DIRECTIONS => Which lines below include the string "MixinProcessor"? Please show each one.

DATA TO USE =>

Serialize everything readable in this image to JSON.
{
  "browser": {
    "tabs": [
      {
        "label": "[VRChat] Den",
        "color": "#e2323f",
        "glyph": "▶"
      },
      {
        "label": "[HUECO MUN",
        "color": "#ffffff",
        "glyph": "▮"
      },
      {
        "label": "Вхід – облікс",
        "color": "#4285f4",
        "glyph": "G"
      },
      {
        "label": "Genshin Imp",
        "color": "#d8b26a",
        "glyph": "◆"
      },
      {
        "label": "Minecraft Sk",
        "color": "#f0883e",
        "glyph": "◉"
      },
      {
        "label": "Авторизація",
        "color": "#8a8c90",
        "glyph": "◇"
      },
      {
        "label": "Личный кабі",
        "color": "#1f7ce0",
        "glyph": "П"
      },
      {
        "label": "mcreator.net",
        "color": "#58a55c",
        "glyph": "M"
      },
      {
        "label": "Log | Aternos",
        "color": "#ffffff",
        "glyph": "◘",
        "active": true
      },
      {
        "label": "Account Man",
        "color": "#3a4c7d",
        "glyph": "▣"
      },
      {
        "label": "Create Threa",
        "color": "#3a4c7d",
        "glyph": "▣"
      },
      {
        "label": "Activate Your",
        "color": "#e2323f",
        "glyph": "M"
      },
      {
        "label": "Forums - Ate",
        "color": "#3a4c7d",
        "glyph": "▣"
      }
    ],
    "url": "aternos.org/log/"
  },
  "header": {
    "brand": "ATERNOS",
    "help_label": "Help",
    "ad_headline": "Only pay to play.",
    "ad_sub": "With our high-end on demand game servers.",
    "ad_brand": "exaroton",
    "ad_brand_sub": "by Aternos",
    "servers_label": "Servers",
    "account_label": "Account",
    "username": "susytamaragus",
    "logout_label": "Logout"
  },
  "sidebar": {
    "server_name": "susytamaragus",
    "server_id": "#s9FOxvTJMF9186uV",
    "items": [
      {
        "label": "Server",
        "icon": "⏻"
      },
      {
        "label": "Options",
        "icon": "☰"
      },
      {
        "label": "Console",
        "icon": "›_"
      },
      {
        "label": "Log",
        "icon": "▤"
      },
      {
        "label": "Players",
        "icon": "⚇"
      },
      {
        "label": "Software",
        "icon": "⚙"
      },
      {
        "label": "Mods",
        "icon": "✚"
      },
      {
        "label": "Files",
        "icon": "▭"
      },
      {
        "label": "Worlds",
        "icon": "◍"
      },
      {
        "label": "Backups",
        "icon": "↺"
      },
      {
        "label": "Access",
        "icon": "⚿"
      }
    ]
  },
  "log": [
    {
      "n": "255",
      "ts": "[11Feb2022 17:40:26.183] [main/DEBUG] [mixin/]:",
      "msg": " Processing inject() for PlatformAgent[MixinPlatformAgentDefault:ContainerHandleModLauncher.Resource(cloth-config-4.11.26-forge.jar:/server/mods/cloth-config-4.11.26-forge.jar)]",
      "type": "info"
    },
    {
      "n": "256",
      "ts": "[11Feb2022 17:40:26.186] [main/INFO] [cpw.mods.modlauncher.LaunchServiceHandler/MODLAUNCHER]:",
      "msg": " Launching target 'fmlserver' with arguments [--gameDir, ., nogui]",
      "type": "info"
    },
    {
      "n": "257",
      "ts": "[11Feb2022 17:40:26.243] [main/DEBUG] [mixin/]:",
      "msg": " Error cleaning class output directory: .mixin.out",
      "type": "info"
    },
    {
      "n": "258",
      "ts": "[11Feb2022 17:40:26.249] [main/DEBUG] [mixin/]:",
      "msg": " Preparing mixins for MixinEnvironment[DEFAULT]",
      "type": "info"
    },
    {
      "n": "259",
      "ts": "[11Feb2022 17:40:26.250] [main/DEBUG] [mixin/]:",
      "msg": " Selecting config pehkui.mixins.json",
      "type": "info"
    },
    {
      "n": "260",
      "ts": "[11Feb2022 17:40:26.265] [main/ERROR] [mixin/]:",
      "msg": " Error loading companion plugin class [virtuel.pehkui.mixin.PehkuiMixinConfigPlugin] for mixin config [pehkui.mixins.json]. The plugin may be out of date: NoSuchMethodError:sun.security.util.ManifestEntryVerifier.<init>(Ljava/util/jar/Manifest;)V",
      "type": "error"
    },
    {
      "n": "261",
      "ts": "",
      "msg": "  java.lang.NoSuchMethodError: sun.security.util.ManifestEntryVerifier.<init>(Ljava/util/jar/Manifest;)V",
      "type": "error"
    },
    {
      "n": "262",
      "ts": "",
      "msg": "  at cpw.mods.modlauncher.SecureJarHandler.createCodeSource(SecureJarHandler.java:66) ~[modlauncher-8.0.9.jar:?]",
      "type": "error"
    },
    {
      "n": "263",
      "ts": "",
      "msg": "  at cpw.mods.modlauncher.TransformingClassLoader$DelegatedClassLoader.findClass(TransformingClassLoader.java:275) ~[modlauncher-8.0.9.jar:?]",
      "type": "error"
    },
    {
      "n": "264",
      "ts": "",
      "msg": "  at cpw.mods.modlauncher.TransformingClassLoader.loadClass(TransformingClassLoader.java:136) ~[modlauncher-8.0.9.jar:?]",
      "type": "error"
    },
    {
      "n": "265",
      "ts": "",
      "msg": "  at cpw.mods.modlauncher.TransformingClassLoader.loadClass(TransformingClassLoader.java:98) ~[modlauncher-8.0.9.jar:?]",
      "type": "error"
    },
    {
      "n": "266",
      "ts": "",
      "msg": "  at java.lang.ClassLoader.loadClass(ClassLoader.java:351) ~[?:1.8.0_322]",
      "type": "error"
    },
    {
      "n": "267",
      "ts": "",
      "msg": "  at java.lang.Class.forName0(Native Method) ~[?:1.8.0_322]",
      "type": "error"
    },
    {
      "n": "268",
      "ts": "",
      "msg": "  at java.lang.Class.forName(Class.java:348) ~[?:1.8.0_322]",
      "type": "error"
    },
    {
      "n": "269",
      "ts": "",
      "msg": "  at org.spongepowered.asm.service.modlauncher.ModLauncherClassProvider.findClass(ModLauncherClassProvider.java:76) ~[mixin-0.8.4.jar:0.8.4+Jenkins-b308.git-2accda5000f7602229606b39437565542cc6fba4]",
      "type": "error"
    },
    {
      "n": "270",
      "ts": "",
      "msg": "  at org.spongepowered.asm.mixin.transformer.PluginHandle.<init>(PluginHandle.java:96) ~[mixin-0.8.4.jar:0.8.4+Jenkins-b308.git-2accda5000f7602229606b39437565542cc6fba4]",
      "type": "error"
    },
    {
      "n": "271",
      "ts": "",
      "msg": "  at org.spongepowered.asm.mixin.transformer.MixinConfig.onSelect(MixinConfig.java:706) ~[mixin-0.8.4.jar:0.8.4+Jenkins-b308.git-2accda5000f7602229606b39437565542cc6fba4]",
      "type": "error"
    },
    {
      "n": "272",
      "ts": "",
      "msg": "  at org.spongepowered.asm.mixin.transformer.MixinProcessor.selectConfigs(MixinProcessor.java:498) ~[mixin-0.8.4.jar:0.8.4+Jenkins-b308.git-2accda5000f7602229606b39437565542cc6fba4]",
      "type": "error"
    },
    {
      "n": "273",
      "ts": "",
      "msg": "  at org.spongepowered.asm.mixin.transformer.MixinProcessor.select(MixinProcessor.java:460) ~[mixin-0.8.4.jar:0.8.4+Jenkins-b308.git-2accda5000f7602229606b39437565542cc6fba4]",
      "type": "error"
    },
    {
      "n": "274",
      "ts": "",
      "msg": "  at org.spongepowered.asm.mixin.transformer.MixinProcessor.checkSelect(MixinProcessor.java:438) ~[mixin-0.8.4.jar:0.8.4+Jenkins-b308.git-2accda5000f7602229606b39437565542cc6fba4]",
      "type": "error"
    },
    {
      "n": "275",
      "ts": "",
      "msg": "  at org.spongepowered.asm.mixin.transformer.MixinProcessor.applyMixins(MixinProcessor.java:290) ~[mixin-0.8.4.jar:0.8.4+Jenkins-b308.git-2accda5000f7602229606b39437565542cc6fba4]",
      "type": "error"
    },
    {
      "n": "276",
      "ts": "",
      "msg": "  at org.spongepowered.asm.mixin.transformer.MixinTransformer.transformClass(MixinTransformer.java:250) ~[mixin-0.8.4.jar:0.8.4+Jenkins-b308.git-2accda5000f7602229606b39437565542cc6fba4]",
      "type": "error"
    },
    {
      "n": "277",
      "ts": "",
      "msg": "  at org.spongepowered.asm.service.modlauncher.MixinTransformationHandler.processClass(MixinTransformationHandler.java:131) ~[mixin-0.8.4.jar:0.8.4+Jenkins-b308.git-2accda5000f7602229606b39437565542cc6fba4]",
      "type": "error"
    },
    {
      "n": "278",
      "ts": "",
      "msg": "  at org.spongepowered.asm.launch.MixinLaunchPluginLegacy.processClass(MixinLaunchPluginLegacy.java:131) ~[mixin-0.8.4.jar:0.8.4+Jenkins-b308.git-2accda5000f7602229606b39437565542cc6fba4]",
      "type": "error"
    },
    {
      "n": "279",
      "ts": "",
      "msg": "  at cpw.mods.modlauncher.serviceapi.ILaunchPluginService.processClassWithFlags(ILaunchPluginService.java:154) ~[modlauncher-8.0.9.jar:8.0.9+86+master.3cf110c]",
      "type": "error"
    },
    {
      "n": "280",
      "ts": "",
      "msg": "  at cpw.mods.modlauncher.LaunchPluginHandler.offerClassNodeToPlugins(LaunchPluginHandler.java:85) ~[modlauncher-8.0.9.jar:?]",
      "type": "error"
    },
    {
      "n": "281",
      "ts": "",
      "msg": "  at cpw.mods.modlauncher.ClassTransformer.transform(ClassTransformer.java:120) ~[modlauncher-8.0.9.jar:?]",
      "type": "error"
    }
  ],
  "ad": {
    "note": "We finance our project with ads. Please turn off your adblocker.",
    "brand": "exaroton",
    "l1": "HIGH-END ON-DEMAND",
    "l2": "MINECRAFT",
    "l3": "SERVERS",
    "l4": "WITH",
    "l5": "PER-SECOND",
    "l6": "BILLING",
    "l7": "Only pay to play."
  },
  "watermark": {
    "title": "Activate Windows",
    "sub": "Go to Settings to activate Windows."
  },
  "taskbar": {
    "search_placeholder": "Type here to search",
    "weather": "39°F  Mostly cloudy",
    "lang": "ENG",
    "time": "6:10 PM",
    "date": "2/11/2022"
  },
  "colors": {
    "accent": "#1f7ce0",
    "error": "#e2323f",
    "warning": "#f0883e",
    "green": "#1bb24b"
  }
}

ANSWER SECTION =>
      "msg": "  at org.spongepowered.asm.mixin.transformer.MixinProcessor.selectConfigs(MixinProcessor.java:498) ~[mixin-0.8.4.jar:0.8.4+Jenkins-b308.git-2accda5000f7602229606b39437565542cc6fba4]",
      "msg": "  at org.spongepowered.asm.mixin.transformer.MixinProcessor.select(MixinProcessor.java:460) ~[mixin-0.8.4.jar:0.8.4+Jenkins-b308.git-2accda5000f7602229606b39437565542cc6fba4]",
      "msg": "  at org.spongepowered.asm.mixin.transformer.MixinProcessor.checkSelect(MixinProcessor.java:438) ~[mixin-0.8.4.jar:0.8.4+Jenkins-b308.git-2accda5000f7602229606b39437565542cc6fba4]",
      "msg": "  at org.spongepowered.asm.mixin.transformer.MixinProcessor.applyMixins(MixinProcessor.java:290) ~[mixin-0.8.4.jar:0.8.4+Jenkins-b308.git-2accda5000f7602229606b39437565542cc6fba4]",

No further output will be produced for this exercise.